And by put a team on his shoulders, I mean be the man who is expected to do something positive to tilt a game in his team’s favor. Let’s take the clichés out of it and define what it means on the field. In those moments when Seattle needs to be productive going forward — when everything you drew up on the white board goes out the window — the Sounders need to be able to depend on Dempsey the same way Real Salt Lake depends on Javier Morales, the LA Galaxy depends on Landon Donovan, or the Portland Timbers depend on Diego Valeri (to go through Seattle’s Western Conference rivals). In 2014, Dempsey needs to be that type of player.

No matter how Dempsey performed with Fulham, he was still going to have to adjust to his role with the Sounders. Success may have given him momentum to carry into the Major League Soccer season; more likely, Dempsey’s going to touch down in Seattle, be in an entirely new environment, and see a whole new set of challenges. Beyond being physically fit, nothing about his time in Fulham was going to help him adjust to life with the Sounders.

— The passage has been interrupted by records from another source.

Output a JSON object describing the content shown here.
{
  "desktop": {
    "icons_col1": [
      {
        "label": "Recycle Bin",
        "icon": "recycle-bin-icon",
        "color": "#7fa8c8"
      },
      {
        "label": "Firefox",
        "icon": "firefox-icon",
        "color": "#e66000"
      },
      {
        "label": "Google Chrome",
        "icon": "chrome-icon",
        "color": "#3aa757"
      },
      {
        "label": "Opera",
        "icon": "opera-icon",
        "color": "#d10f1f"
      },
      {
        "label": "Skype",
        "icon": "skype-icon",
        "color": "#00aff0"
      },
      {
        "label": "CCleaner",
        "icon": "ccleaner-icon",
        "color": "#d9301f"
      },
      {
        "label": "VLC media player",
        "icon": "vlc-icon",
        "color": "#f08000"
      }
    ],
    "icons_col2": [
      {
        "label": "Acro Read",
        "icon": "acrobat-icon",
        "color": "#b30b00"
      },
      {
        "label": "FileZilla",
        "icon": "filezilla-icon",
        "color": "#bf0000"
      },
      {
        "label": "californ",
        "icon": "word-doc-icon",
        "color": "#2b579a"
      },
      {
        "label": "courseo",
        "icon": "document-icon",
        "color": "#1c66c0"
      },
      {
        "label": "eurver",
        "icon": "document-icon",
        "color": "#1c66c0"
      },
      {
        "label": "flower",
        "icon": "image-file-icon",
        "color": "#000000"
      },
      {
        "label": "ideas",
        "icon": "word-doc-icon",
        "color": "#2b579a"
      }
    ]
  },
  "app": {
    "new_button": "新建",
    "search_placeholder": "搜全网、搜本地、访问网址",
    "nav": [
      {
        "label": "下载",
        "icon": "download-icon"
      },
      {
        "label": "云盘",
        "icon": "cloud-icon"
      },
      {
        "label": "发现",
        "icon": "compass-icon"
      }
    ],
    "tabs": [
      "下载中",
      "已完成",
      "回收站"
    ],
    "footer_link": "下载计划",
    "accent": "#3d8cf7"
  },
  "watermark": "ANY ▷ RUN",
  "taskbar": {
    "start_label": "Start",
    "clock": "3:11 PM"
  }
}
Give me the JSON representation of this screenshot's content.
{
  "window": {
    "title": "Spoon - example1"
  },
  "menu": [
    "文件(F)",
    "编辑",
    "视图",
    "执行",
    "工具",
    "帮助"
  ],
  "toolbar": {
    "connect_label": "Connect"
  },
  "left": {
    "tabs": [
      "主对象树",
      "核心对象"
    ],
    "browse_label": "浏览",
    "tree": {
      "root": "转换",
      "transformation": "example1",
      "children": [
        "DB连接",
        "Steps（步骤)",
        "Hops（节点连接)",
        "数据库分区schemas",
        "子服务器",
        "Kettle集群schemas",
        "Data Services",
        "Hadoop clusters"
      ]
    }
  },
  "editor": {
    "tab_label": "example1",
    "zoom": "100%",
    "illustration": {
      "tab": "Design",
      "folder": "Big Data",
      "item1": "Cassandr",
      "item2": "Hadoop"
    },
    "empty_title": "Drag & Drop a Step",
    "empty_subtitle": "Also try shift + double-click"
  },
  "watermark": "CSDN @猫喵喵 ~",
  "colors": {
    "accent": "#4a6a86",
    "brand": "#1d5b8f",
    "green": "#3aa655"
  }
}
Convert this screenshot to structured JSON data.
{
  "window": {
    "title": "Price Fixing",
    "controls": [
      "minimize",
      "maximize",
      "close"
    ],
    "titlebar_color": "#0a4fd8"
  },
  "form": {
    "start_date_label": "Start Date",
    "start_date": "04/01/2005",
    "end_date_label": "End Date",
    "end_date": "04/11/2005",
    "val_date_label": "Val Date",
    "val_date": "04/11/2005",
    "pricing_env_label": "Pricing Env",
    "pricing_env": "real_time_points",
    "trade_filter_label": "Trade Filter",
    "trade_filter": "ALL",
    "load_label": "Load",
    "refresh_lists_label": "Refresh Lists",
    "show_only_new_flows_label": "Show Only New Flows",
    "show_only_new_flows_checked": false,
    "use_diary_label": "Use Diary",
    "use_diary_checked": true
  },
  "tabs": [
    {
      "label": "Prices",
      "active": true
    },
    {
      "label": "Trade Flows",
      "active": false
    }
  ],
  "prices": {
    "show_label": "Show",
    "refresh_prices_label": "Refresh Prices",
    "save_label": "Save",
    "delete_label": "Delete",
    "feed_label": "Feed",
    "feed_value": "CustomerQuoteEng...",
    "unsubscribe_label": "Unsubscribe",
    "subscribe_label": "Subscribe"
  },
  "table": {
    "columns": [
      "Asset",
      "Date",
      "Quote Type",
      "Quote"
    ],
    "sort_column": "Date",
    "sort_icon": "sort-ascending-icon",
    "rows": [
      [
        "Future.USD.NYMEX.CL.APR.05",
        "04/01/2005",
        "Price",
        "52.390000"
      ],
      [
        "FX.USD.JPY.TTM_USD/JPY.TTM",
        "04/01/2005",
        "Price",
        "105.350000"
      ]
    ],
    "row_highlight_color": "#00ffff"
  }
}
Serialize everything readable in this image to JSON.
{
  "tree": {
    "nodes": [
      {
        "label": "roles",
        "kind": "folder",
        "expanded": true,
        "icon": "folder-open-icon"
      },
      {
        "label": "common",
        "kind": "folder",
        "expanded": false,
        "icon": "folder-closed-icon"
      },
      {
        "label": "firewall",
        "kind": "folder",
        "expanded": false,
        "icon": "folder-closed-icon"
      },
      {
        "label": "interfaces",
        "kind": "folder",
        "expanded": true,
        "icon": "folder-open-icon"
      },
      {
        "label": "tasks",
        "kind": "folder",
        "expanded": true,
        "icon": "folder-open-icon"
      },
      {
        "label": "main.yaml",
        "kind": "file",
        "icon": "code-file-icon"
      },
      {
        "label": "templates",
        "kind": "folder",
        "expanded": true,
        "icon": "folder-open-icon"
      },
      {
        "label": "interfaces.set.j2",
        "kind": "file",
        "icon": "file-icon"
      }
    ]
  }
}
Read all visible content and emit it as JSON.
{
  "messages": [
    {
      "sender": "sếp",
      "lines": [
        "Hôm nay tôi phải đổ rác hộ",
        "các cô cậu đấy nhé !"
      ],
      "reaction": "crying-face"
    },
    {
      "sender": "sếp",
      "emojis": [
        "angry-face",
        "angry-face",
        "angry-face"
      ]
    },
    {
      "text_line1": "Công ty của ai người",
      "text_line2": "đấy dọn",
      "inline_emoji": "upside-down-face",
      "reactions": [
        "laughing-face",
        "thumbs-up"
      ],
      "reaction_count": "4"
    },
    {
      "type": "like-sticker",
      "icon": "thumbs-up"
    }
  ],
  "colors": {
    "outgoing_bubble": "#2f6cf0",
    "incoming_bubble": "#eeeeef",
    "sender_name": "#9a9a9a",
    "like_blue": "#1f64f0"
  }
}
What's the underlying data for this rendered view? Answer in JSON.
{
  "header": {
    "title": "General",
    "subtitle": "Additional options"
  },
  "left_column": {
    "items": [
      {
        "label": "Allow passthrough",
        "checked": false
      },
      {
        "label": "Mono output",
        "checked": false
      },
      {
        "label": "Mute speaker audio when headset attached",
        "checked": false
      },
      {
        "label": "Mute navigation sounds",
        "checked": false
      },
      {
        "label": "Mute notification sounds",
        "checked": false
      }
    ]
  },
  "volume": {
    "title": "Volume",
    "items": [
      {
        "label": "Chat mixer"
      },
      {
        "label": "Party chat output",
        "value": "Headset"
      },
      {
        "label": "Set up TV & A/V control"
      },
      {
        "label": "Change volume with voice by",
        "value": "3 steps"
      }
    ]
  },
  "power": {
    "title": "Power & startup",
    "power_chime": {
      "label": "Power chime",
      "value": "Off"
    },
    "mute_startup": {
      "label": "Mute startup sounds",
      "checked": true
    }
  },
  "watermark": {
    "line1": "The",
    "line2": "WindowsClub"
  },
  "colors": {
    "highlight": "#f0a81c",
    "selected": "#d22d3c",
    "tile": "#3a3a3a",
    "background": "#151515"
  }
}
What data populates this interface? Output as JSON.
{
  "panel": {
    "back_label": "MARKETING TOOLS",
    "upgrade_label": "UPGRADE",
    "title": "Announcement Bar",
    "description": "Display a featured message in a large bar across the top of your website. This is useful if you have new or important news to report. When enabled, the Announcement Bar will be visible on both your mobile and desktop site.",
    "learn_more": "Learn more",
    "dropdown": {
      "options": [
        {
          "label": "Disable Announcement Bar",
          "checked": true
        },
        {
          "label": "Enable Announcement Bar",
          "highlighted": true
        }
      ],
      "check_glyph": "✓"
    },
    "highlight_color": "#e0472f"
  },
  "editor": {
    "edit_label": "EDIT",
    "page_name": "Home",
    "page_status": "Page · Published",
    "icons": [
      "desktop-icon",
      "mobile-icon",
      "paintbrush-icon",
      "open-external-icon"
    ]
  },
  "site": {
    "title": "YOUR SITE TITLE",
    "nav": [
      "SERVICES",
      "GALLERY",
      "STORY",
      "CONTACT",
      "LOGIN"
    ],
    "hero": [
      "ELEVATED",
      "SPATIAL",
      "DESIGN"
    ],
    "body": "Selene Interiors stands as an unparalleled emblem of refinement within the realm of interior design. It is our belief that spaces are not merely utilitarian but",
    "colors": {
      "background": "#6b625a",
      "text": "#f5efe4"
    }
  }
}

His return to West London has been a failure, but in the context of what’s come over the next five months, it’s a very limited one. The real test comes when he returns to the Sounders. That’s where the U.S. captain will really be preparing for this summer’s World Cup. If those preparations go well, Dempsey’s struggles with Fulham will be less than an afterthought.